This is National Migraine and Headache Awareness Month. Let’s observe it by taking a closer look at migraine, which is more than a headache. Migraine is a disabling neurological condition that has different symptoms and treatment approaches compared to other types of headaches, such as tension and cluster headaches.
Migraine causes pulsing pain that often starts on one side of your head. It typically gets worse with physical activity and makes you extremely sensitive to light, sound or smell. A migraine can last for hours or even days. Research shows it’s the sixth most disabling disorder in the world.
About 25 to 30 percent of people with migraine experience auras just before the headache pain begins. An aura is a group of sensory disturbances that may include flashes of light, zigzag lines or other vision changes. They may also include ringing in the ears, tingling on one side of the body and an inability to speak clearly. Auras serve as a warning sign that a migraine is imminent.
However, most migraine sufferers experience common migraine, without aura. Common migraines typically start slower that complicated migraines, last longer and interfere more with everyday activities. The pain is often only on one side of the head.
Migraine typically occurs in four stages: prodrome, aura, headache and postdrome. Each stage has its own symptoms.
The prodrome, or warning stage, is the calm before the storm. You may notice changes in your body and mood anywhere from a few hours to a few days before the migraine actually begins. Prodrome symptoms include difficulty concentrating, irritability and/or depression, nausea, vomiting, constipation, sensitivity to light or sound, food cravings, increased urination and muscle stiffness.
Aura symptoms were discussed above.
Symptoms of the headache stage include neck pain and stiffness; depression, giddiness and/or anxiety; sensitivity to light, sound or smell; nasal congestion; insomnia; nausea and vomiting; loss of appetite; feeling very warm or cold; diarrhea; dizziness; and blurred vision.
During this stage, you may feel a dull ache that develops into a pulsing pain that has been described as feeling like an icepick being jabbed into your head. The pain may shift from one side of your head to the other, or it can affect the front of your head, the back of your head or your entire head. The headache stage lasts anywhere from four to 72 hours.
The postdrome, also known as the migraine hangover, can last from a few hours to a day after the migraine is over. There are lingering symptoms that may include an inability to concentrate, depressed mood, fatigue, lack of comprehension and euphoric mood. About 80 percent of people with migraine experience this stage.
Researchers don’t know the cause of migraine, but they have identified certain risk factors. These include genetics. Up to 80 percent of people who have migraine have a parent, sibling or child with the disorder. Gender is another risk factor. Women are two to three times more likely to develop migraine than men. You are also at a higher risk if you live a high-stress lifestyle. Smoking also increases your risk.

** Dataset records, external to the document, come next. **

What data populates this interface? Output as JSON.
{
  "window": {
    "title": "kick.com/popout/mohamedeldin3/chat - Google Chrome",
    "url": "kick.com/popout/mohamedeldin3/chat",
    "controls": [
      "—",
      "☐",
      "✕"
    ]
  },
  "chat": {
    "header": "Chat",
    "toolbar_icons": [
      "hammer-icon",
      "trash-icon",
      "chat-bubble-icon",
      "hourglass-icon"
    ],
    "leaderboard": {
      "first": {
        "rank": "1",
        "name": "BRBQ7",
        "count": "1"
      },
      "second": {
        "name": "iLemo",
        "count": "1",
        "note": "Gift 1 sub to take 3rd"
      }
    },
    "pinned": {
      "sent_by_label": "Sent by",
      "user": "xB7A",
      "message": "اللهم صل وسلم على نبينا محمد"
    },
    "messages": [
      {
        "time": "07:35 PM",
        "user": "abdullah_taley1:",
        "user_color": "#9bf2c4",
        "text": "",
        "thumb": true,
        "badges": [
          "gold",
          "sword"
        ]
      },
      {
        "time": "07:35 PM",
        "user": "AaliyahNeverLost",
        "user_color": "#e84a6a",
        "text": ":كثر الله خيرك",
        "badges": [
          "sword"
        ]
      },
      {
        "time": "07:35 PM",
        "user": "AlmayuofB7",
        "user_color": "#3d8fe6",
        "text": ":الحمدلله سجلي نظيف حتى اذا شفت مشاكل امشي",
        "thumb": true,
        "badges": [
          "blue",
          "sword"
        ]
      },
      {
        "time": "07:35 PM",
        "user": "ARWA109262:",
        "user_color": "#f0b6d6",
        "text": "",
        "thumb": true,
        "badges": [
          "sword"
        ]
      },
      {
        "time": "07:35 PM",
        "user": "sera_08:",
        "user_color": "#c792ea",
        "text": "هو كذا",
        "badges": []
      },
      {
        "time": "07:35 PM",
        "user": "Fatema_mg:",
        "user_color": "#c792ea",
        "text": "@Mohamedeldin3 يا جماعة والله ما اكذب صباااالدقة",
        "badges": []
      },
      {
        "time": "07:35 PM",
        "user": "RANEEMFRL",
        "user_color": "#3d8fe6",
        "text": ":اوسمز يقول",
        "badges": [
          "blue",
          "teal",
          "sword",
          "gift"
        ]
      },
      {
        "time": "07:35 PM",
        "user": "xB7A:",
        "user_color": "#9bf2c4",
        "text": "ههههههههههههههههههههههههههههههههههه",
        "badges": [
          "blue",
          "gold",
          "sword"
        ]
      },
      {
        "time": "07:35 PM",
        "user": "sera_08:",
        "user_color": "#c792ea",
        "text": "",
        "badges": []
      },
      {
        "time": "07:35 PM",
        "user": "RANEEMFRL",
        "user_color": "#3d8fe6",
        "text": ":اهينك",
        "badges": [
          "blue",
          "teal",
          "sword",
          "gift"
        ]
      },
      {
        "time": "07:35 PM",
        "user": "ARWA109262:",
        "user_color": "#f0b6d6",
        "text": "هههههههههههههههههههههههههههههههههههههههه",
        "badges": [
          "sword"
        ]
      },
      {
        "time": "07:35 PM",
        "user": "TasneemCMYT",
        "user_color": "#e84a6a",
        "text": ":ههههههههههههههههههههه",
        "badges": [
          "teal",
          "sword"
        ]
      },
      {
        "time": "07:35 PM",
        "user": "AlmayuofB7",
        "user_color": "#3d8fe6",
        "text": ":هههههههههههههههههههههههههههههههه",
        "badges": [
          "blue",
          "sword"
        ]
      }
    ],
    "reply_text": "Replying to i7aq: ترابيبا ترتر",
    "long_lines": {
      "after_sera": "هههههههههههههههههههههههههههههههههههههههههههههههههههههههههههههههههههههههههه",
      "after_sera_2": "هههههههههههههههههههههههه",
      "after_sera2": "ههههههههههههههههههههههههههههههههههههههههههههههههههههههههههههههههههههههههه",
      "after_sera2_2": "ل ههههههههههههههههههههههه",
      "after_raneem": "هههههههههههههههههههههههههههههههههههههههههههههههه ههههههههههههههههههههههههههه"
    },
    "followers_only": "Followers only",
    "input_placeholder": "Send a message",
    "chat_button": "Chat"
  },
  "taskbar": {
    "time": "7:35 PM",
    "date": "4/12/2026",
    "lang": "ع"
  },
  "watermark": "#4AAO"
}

Stress is a trigger for migraine. Other factors that may trigger migraine include hormonal changes; pickled, processed or canned foods; alcoholic or caffeinated beverages; certain medications; infections such as a cold or the flu; loud sounds, bright lights and strong smells such as paint fumes or heavy perfumes.
Your doctor can generally diagnose migraine based on the symptoms you report. The physician may order blood tests or an imaging exam, such as a CT or MRI, to rule out other disorders.
There is no cure for migraine. However, it can usually be managed with medication, and in some cases it can be improved. There are two main approaches that include medications: abortive and preventive.
Abortive treatment is designed to stop your migraine and ease your pain. Medications used in this approach includes over-the-counter pain relievers and prescription medications such as triptans, which reverse the changes in your brain that contribute to migraine.
Other abortive medications include ergot alkaloids, which narrow the blood vessels in the brain; and calcitonin gene-related peptide (CGRP) antagonists, which bind to CGRP and keep it from working. An influx of CGRP is believed to contribute to the development of migraine. CGRP antagonists can also be used to prevent migraine.
Preventive treatments are designed to reduce the frequency, severity and duration of migraine. They include medications such as beta blockers, calcium channel blockers, certain antidepressants and anti-seizure medications, and BOTOX injections. Wearable devices that stimulate your vagus and trigeminal nerves can also prevent migraine or give relief if the headache has started.
If you suffer from chronic migraine, don’t give up. See your doctor about abortive and preventive treatment approaches. Maybe you will find some relief from your misery.